Diagnosis is based on history and radiological findings. A diagnosis of silicosis is usually confirmed by chest x-ray or CT appearance. CT is more sensitive than x-ray.
Treatment is chiefly supportive. There is no specific therapy that can cure or alter the course of silicosis. The first step in the treatment of silicosis is to prevent further exposure to silica dust. Patients must quit smoking. Immunization against influenza and pneumococcal pneumonia is advised. Patients with acute silicosis may benefit from corticosteroids. Severe cases may require lung transplantation. Introduction of mechanized mining brought about an increase in prevalence of silicosis. No racial predilection is reported. Male workers are primarily affected. Not much information regarding age is available. The general term for lung disease caused by inhalation of mineral dust is pneumoconiosis.
Latest Publications and Research on SilicosisPrecarious transition: a mortality study of South African ex-miners. - Published by PubMed
Silicosis in Switzerland. - Published by PubMed
[Results analysis of occupational physical examination for silica dust, benzene and noise-exposed laborer in 2016 in Guangzhou City]. - Published by PubMed
[The analysis of the epidemiological characteristics of pneumoconiosis notified in Chongqing from 2011 to 2015]. - Published by PubMed
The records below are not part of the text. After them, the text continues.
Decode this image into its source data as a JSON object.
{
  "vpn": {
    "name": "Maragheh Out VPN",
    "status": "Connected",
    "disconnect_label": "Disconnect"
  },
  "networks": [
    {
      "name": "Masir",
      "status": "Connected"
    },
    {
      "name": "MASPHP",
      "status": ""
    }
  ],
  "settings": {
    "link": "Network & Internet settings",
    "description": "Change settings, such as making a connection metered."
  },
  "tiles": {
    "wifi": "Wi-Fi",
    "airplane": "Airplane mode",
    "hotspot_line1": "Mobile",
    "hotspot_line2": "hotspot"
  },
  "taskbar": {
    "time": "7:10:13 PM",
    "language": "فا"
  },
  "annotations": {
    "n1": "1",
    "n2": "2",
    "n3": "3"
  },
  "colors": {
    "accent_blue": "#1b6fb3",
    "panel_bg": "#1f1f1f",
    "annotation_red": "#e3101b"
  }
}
Oropharyngeal administration of silica in Swiss mice: A robust and reproducible model of occupational pulmonary fibrosis. - Published by PubMed